◆ **MATERIAL PROVIDED**:
========

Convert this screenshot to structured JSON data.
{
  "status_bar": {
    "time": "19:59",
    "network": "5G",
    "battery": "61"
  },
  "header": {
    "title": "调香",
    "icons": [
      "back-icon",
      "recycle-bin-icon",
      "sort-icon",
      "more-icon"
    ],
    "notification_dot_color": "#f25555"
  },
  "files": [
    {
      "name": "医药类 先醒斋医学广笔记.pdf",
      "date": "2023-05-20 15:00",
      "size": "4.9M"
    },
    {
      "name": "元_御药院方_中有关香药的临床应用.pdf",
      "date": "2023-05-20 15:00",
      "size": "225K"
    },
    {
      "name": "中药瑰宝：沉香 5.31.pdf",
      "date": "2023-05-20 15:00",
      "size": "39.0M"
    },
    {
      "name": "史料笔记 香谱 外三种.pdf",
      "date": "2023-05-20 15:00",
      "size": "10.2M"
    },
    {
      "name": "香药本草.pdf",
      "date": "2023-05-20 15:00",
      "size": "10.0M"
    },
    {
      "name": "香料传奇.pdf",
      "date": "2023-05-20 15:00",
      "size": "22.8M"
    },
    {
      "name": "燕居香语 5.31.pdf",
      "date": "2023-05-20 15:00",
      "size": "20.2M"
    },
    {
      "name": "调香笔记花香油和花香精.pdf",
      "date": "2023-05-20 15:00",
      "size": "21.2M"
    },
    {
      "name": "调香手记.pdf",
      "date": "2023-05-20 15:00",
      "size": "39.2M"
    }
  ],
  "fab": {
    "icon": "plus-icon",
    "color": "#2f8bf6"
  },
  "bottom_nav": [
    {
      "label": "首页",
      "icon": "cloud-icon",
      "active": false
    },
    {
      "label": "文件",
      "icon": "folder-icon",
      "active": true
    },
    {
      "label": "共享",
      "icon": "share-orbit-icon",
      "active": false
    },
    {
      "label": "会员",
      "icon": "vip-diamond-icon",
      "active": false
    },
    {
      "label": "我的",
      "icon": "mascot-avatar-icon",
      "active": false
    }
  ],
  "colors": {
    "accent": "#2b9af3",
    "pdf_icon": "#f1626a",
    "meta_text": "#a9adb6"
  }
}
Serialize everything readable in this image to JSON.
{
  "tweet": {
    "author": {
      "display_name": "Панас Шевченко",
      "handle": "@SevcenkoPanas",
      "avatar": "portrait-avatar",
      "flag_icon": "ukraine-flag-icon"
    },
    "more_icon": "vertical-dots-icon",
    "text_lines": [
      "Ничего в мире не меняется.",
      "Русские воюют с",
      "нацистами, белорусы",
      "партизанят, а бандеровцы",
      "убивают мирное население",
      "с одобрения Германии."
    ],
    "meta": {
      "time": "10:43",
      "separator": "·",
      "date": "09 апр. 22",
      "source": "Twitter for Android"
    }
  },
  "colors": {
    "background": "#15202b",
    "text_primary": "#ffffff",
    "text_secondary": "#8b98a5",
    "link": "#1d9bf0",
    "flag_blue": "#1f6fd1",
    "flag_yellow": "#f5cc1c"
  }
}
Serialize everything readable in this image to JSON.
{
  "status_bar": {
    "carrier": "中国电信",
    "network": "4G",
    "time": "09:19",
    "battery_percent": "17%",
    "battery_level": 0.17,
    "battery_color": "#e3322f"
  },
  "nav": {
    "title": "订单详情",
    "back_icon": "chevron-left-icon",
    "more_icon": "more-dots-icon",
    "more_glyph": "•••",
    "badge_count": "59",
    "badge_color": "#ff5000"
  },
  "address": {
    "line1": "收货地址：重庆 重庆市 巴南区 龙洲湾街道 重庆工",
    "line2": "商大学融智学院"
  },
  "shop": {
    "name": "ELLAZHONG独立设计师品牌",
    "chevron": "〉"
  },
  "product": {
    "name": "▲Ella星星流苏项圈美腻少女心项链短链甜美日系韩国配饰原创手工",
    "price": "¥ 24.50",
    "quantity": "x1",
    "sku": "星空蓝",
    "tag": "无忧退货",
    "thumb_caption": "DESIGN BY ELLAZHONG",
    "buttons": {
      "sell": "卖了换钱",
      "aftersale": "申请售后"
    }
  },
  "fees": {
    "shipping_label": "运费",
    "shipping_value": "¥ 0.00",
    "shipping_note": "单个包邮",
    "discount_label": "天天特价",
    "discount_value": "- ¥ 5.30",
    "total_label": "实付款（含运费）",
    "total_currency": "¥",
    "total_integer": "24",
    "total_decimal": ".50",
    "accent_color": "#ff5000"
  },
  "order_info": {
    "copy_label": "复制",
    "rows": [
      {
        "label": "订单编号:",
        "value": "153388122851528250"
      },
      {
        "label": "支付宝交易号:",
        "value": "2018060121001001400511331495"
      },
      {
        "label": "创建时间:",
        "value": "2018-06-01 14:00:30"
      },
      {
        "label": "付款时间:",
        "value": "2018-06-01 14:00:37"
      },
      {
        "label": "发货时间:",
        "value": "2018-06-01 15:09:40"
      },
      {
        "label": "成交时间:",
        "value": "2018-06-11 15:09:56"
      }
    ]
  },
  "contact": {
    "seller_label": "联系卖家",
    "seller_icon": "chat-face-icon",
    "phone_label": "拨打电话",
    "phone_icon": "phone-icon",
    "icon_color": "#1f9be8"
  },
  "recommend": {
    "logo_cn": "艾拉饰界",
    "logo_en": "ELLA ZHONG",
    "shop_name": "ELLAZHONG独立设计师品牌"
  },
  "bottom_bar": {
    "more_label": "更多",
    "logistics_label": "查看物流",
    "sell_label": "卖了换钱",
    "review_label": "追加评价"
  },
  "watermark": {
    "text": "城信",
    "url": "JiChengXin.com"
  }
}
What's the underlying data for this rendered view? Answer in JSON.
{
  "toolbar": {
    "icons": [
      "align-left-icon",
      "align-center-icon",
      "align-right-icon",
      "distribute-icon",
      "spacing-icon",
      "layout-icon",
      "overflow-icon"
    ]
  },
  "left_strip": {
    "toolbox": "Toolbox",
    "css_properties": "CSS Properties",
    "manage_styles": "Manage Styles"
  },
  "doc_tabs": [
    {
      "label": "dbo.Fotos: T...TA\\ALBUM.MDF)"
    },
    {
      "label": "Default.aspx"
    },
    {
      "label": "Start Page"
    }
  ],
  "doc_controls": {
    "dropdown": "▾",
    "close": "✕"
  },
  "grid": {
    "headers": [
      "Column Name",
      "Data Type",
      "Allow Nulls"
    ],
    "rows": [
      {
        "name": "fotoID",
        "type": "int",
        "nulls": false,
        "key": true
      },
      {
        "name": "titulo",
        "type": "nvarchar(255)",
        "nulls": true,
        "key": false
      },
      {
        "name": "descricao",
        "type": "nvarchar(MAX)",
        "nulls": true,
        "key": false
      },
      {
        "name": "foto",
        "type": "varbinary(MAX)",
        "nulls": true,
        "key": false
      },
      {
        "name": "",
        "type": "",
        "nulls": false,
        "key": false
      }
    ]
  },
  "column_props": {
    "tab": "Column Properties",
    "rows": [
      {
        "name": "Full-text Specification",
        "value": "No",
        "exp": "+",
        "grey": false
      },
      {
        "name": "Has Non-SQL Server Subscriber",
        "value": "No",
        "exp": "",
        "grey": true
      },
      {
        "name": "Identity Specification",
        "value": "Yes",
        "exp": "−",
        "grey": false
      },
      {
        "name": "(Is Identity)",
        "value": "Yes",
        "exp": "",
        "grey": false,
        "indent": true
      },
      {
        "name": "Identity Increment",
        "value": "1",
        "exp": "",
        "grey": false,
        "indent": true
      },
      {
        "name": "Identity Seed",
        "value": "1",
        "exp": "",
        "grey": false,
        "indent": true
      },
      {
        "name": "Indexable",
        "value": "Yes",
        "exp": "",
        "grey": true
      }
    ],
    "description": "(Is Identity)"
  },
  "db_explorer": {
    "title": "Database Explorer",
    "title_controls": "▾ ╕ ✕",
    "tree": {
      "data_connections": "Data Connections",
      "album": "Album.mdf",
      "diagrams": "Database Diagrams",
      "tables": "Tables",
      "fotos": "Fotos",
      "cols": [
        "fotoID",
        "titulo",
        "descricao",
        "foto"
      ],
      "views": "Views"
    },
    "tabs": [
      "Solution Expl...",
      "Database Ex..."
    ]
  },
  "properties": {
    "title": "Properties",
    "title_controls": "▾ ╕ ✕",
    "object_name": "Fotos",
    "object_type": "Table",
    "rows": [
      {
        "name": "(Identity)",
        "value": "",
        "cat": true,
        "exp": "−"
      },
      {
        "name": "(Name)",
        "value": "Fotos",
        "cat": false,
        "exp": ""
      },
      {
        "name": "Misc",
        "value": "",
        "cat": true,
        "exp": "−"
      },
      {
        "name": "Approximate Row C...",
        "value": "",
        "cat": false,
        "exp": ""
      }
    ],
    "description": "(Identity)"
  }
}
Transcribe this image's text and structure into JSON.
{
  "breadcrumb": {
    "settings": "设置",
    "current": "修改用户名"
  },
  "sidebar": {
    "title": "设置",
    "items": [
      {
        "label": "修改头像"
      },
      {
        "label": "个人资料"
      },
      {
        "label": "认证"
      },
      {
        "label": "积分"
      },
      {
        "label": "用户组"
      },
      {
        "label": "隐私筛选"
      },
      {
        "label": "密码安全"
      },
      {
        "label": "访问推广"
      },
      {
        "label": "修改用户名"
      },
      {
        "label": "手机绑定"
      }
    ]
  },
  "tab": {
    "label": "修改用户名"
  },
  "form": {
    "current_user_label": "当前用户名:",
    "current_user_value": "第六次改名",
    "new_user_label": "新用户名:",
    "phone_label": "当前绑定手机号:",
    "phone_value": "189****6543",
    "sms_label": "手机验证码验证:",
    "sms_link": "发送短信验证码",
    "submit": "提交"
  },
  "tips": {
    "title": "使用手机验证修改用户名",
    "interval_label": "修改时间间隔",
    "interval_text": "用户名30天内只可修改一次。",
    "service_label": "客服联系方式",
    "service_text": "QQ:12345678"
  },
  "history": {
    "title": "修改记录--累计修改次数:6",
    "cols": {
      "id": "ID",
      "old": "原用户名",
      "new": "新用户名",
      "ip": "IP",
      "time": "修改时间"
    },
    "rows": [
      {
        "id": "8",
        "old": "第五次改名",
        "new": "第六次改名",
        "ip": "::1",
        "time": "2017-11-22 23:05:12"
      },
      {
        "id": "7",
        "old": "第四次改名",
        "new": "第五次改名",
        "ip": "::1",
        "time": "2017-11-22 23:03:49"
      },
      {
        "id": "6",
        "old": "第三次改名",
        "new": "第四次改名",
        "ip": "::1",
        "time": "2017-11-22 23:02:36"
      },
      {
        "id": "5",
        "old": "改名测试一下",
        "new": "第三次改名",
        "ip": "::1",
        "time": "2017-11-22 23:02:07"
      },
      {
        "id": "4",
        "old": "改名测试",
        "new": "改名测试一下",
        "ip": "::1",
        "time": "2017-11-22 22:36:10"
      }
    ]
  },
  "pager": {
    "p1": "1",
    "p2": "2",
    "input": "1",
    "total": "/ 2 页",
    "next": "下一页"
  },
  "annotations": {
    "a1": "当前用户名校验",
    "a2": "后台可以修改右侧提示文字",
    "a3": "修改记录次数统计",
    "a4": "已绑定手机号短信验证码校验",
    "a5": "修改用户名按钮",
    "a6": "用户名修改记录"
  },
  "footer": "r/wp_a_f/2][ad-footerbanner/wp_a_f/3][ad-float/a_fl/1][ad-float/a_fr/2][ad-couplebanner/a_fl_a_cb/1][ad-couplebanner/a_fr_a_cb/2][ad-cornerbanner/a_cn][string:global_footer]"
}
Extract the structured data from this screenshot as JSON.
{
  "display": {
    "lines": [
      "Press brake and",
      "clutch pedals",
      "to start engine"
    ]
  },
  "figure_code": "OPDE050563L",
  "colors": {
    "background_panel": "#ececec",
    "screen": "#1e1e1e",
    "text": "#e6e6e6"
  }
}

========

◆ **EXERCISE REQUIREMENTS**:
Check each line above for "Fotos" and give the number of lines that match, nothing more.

◆ **EXPECTED OUTPUT**:
4